Task instructions> Each entry needs to appear again, retyped exactly as it is below.

■ ■ ■ ■

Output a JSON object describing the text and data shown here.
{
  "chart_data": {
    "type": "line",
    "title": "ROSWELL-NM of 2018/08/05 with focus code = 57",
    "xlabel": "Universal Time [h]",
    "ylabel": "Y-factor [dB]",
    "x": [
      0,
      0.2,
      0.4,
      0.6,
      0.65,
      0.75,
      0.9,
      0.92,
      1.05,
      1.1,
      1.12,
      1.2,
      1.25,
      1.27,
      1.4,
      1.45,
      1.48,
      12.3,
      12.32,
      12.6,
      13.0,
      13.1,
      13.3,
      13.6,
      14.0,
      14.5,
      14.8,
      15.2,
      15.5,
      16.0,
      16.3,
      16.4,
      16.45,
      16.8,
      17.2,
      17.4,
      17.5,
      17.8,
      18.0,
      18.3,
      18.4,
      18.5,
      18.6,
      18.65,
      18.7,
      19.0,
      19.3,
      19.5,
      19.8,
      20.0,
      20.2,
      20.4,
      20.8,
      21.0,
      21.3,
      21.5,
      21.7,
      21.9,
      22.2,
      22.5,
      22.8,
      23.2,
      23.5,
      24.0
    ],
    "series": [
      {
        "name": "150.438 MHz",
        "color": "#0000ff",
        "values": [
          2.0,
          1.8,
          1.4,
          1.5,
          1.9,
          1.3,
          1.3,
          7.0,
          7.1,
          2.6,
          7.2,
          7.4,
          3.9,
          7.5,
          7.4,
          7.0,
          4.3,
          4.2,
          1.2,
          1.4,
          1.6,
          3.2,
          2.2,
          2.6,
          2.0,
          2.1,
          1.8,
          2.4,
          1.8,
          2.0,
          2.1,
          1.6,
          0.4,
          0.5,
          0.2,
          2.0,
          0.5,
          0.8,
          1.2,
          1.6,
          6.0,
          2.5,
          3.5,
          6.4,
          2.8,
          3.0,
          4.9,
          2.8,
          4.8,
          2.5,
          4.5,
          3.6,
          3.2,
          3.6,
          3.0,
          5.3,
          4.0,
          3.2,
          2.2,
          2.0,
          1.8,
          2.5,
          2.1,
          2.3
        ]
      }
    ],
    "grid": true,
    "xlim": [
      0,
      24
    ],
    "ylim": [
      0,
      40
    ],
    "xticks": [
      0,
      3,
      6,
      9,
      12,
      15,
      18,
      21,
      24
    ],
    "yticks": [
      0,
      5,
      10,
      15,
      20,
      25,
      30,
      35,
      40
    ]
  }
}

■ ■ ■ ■

Solution to this problem>
Output a JSON object describing the text and data shown here.
{
  "chart_data": {
    "type": "line",
    "title": "ROSWELL-NM of 2018/08/05 with focus code = 57",
    "xlabel": "Universal Time [h]",
    "ylabel": "Y-factor [dB]",
    "x": [
      0,
      0.2,
      0.4,
      0.6,
      0.65,
      0.75,
      0.9,
      0.92,
      1.05,
      1.1,
      1.12,
      1.2,
      1.25,
      1.27,
      1.4,
      1.45,
      1.48,
      12.3,
      12.32,
      12.6,
      13.0,
      13.1,
      13.3,
      13.6,
      14.0,
      14.5,
      14.8,
      15.2,
      15.5,
      16.0,
      16.3,
      16.4,
      16.45,
      16.8,
      17.2,
      17.4,
      17.5,
      17.8,
      18.0,
      18.3,
      18.4,
      18.5,
      18.6,
      18.65,
      18.7,
      19.0,
      19.3,
      19.5,
      19.8,
      20.0,
      20.2,
      20.4,
      20.8,
      21.0,
      21.3,
      21.5,
      21.7,
      21.9,
      22.2,
      22.5,
      22.8,
      23.2,
      23.5,
      24.0
    ],
    "series": [
      {
        "name": "150.438 MHz",
        "color": "#0000ff",
        "values": [
          2.0,
          1.8,
          1.4,
          1.5,
          1.9,
          1.3,
          1.3,
          7.0,
          7.1,
          2.6,
          7.2,
          7.4,
          3.9,
          7.5,
          7.4,
          7.0,
          4.3,
          4.2,
          1.2,
          1.4,
          1.6,
          3.2,
          2.2,
          2.6,
          2.0,
          2.1,
          1.8,
          2.4,
          1.8,
          2.0,
          2.1,
          1.6,
          0.4,
          0.5,
          0.2,
          2.0,
          0.5,
          0.8,
          1.2,
          1.6,
          6.0,
          2.5,
          3.5,
          6.4,
          2.8,
          3.0,
          4.9,
          2.8,
          4.8,
          2.5,
          4.5,
          3.6,
          3.2,
          3.6,
          3.0,
          5.3,
          4.0,
          3.2,
          2.2,
          2.0,
          1.8,
          2.5,
          2.1,
          2.3
        ]
      }
    ],
    "grid": true,
    "xlim": [
      0,
      24
    ],
    "ylim": [
      0,
      40
    ],
    "xticks": [
      0,
      3,
      6,
      9,
      12,
      15,
      18,
      21,
      24
    ],
    "yticks": [
      0,
      5,
      10,
      15,
      20,
      25,
      30,
      35,
      40
    ]
  }
}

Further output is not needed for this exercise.